══ Records for the exercise ══

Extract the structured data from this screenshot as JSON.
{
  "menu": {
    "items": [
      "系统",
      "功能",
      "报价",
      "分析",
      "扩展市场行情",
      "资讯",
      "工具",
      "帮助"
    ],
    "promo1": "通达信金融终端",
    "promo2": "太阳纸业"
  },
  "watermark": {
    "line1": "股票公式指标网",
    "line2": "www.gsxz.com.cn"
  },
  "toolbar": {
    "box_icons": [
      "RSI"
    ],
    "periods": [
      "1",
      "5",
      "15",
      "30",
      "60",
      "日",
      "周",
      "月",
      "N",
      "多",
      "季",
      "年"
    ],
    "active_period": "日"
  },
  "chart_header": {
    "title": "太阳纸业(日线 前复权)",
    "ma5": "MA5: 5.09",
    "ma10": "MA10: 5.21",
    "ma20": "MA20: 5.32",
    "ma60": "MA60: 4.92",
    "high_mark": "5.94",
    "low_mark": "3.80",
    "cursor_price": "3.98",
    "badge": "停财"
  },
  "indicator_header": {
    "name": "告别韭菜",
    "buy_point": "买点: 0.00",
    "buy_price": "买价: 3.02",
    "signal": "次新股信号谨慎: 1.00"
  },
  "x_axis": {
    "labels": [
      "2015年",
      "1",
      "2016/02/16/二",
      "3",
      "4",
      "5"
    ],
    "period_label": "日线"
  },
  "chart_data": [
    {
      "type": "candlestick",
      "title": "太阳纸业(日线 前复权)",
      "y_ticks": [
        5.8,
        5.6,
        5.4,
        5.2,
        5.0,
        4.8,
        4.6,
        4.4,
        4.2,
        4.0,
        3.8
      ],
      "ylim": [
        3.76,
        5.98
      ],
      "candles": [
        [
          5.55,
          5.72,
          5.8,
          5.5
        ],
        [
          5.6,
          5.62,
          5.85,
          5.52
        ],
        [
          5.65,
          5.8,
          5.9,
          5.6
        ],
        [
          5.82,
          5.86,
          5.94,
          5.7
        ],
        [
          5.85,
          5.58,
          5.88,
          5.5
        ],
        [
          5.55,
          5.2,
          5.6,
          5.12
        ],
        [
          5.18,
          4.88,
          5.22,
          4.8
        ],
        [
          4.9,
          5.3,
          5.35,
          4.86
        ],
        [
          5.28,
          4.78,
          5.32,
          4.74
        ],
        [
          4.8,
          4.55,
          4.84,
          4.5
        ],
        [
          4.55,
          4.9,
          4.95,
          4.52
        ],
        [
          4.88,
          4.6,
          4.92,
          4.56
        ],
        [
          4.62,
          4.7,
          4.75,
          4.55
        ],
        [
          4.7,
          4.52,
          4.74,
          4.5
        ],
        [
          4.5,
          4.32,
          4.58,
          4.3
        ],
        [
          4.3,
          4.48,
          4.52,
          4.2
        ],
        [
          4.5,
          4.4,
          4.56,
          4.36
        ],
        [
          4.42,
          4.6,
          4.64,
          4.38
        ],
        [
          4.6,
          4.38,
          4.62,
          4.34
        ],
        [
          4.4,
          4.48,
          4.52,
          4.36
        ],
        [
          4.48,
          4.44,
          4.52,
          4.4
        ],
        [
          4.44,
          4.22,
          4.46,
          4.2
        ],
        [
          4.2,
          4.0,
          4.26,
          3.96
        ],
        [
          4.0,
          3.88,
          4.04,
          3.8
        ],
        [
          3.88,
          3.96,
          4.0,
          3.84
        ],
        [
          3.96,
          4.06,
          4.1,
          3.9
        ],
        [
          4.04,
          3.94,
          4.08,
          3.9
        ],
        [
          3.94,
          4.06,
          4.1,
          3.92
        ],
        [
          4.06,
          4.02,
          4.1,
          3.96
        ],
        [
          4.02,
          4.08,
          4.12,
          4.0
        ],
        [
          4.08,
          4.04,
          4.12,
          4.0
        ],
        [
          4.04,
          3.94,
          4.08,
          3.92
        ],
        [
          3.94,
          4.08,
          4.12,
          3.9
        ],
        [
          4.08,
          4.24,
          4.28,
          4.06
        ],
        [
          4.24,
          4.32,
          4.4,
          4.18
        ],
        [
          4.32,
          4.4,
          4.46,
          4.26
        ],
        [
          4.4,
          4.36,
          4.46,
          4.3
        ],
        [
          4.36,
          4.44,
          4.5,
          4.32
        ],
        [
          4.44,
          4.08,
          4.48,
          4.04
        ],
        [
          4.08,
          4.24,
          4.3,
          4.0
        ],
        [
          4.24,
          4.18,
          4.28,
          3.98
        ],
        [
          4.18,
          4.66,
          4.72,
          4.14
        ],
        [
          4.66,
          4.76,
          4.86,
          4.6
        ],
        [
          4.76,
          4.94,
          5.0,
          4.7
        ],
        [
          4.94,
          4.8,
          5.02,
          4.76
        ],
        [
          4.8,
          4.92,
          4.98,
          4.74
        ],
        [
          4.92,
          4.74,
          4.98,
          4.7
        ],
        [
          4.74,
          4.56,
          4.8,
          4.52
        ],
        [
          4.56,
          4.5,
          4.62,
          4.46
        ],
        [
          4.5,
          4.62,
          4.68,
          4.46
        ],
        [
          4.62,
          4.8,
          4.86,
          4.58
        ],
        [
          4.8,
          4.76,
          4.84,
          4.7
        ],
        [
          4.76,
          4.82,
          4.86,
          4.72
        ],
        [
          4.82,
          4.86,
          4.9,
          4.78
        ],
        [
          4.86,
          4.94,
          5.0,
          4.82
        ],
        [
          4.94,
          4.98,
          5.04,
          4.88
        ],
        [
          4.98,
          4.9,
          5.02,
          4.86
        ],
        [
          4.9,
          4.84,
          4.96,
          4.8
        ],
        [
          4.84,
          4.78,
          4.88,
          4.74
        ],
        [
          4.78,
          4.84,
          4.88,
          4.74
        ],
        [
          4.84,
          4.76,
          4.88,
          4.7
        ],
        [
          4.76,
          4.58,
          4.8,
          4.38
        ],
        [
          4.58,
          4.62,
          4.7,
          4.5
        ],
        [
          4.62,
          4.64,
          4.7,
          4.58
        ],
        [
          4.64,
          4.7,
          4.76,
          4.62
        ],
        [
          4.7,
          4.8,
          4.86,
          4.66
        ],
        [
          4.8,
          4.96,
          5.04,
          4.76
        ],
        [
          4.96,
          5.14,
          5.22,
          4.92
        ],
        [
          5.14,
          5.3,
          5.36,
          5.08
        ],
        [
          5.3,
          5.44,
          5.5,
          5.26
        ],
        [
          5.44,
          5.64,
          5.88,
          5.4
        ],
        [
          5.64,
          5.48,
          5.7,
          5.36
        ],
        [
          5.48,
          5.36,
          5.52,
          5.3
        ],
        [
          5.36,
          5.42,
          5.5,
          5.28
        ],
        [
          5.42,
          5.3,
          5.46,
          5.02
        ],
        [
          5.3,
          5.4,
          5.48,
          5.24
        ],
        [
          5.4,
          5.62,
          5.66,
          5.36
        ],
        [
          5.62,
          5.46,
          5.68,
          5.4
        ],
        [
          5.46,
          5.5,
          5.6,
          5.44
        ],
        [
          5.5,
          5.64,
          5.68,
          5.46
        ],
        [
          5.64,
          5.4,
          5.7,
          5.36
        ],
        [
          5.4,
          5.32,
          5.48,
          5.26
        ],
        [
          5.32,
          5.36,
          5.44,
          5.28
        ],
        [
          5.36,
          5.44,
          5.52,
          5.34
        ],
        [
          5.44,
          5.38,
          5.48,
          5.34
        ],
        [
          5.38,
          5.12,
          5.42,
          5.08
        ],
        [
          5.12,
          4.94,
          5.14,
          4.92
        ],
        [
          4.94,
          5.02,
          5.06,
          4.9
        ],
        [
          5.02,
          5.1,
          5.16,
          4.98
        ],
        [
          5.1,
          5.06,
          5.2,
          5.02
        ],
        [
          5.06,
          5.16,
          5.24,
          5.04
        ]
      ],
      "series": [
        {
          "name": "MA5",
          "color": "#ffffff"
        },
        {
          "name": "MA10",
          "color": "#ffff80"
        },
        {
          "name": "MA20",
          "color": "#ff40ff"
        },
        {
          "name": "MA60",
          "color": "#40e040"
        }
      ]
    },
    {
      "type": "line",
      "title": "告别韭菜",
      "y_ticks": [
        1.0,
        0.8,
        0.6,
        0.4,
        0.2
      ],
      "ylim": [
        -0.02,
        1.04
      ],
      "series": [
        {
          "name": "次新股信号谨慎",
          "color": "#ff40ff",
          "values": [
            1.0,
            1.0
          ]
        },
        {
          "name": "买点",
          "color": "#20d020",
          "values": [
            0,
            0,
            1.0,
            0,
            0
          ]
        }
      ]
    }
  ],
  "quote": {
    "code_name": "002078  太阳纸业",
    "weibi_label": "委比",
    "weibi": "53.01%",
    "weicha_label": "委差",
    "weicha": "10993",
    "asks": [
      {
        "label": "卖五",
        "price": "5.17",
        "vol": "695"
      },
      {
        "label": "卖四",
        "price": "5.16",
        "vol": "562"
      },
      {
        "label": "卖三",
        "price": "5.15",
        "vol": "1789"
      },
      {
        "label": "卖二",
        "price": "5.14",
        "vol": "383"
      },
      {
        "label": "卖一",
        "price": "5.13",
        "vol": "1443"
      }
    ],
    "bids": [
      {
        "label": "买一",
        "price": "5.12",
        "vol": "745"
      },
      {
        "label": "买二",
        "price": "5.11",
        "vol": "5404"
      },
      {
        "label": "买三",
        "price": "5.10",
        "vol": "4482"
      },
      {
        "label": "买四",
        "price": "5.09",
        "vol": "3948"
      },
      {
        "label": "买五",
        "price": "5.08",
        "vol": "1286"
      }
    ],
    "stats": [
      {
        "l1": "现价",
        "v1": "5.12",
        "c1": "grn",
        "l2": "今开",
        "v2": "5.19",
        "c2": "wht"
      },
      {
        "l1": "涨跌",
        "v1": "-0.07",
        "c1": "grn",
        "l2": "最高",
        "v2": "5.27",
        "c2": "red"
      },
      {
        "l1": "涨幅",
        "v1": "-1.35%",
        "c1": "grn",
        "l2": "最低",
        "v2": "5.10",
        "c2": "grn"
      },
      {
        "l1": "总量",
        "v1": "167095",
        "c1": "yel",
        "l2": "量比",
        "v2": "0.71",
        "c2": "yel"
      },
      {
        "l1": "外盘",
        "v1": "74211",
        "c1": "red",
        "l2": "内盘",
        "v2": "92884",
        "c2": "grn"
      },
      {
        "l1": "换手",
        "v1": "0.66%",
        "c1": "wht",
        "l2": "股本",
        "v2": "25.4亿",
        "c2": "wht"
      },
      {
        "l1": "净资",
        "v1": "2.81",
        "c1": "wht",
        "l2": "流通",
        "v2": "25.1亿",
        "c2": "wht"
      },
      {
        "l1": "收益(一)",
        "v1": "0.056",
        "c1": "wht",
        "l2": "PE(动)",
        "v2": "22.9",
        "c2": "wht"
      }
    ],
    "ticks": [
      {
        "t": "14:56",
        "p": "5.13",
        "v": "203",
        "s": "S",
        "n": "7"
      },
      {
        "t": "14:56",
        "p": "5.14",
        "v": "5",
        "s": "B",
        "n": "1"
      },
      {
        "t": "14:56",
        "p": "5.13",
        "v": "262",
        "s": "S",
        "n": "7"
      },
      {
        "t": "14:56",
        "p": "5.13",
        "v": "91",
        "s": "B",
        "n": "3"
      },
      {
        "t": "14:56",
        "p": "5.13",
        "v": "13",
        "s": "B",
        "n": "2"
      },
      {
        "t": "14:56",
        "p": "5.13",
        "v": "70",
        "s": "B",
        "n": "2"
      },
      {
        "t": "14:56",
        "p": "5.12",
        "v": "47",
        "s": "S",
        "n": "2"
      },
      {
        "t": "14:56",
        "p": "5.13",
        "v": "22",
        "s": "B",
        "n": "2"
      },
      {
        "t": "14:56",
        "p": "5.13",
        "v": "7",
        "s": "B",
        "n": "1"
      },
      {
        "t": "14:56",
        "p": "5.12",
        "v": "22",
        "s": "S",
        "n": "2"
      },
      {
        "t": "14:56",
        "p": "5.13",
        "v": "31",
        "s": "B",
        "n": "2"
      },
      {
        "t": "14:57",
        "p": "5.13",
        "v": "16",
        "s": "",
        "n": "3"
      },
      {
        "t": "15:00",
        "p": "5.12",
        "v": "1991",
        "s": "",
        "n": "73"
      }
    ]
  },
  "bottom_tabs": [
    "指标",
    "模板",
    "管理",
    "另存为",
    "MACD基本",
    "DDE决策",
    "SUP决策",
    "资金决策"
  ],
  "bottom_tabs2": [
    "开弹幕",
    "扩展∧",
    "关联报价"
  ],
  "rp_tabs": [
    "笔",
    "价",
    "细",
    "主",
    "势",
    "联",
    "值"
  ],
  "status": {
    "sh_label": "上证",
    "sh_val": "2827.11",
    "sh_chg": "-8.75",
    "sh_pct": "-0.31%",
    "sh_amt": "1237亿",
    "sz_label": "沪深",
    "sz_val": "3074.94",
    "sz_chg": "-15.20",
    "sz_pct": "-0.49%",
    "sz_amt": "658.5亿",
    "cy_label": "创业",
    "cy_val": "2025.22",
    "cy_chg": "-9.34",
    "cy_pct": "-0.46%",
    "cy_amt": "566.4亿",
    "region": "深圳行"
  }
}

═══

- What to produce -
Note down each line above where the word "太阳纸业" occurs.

- Solution to this exercise -
    "promo2": "太阳纸业"
    "title": "太阳纸业(日线 前复权)",
      "title": "太阳纸业(日线 前复权)",
    "code_name": "002078  太阳纸业",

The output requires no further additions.